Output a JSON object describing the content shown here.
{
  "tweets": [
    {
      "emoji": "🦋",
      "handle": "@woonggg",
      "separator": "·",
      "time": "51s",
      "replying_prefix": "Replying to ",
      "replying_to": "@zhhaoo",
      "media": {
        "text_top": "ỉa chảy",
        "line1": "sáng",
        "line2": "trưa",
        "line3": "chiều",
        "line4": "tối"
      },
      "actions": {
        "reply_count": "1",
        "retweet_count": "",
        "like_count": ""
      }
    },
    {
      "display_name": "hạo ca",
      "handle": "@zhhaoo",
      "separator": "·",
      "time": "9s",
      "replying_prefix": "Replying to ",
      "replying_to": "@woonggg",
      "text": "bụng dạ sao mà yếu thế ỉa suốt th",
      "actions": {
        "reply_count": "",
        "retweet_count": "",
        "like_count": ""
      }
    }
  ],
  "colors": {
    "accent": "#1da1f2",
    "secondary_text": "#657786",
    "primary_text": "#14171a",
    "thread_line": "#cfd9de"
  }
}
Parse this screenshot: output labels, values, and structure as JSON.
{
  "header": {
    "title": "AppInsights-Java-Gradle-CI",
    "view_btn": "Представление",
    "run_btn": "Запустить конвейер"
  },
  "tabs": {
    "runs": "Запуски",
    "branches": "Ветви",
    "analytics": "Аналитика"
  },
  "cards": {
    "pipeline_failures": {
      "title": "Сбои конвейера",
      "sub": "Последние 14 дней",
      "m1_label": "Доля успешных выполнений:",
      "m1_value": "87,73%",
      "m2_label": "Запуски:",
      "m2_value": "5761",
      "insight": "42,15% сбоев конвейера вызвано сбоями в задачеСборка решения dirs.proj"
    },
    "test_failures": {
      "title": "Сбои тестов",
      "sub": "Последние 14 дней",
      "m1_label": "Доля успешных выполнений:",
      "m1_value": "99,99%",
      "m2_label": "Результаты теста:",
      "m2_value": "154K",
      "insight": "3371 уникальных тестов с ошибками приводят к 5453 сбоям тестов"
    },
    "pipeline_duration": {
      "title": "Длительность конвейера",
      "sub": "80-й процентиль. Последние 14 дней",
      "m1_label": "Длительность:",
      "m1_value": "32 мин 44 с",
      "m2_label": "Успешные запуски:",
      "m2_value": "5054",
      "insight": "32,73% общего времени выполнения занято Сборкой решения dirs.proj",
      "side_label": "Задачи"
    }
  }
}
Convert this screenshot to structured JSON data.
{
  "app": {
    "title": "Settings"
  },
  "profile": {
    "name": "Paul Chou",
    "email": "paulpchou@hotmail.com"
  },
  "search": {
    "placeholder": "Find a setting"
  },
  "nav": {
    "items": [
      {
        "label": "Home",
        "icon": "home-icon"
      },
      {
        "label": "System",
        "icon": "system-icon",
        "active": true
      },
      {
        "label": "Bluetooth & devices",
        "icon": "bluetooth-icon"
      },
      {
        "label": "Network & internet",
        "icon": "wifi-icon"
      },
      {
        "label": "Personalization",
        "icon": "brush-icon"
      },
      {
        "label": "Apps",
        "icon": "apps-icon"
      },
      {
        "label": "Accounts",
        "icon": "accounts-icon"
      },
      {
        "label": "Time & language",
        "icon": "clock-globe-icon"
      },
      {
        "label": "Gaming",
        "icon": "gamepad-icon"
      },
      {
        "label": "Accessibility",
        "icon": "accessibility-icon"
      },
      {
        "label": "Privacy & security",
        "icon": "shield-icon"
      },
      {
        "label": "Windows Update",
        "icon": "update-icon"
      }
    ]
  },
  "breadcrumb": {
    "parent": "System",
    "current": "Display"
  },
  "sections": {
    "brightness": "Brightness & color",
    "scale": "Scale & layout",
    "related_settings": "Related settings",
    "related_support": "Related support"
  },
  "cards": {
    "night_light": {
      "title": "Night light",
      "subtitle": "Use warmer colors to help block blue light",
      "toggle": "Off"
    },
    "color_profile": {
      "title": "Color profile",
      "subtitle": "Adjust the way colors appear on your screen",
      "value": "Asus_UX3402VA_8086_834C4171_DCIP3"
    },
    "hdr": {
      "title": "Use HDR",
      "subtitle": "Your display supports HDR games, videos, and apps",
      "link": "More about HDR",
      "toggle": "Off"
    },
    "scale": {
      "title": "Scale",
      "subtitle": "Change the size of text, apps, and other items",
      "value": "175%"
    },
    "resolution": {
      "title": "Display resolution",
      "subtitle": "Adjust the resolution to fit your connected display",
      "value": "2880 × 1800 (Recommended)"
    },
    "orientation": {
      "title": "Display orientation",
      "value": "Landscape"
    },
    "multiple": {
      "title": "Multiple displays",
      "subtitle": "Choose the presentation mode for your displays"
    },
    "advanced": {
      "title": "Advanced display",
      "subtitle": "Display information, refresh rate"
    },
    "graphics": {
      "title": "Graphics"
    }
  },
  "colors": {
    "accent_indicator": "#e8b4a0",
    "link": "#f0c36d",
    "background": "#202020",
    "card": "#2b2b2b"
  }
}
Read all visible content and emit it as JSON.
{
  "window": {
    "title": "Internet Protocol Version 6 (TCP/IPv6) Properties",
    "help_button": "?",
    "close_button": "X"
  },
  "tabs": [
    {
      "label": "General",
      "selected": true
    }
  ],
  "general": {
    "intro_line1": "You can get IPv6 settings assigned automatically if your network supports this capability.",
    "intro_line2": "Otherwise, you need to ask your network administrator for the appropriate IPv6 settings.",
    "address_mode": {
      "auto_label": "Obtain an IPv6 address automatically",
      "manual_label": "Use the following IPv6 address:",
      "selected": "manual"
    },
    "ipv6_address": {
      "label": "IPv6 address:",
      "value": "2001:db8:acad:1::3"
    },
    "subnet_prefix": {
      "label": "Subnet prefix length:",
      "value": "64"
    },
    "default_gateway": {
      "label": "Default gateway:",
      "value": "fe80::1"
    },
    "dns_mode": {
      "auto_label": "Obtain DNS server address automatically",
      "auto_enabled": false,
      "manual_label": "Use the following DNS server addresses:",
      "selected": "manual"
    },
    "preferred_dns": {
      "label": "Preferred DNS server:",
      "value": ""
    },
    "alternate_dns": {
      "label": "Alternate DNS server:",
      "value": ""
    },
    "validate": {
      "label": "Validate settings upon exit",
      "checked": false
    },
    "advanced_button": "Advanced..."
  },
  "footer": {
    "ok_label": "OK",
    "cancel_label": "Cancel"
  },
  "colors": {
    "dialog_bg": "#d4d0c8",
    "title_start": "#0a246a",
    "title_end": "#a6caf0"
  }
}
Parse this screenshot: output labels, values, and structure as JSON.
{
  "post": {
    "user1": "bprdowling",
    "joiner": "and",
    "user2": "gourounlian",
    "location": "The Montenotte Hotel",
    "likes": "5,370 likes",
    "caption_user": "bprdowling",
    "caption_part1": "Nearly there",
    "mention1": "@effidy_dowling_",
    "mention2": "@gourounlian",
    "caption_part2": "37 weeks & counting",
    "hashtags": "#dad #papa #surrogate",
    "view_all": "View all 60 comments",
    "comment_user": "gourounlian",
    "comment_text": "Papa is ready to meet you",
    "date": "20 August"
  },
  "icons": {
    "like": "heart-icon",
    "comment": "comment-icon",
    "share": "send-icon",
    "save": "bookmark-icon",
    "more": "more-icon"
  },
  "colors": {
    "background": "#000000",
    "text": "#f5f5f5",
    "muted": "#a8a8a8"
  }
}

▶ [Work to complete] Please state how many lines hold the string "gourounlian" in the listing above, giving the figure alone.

▶ [Solved exercise] 3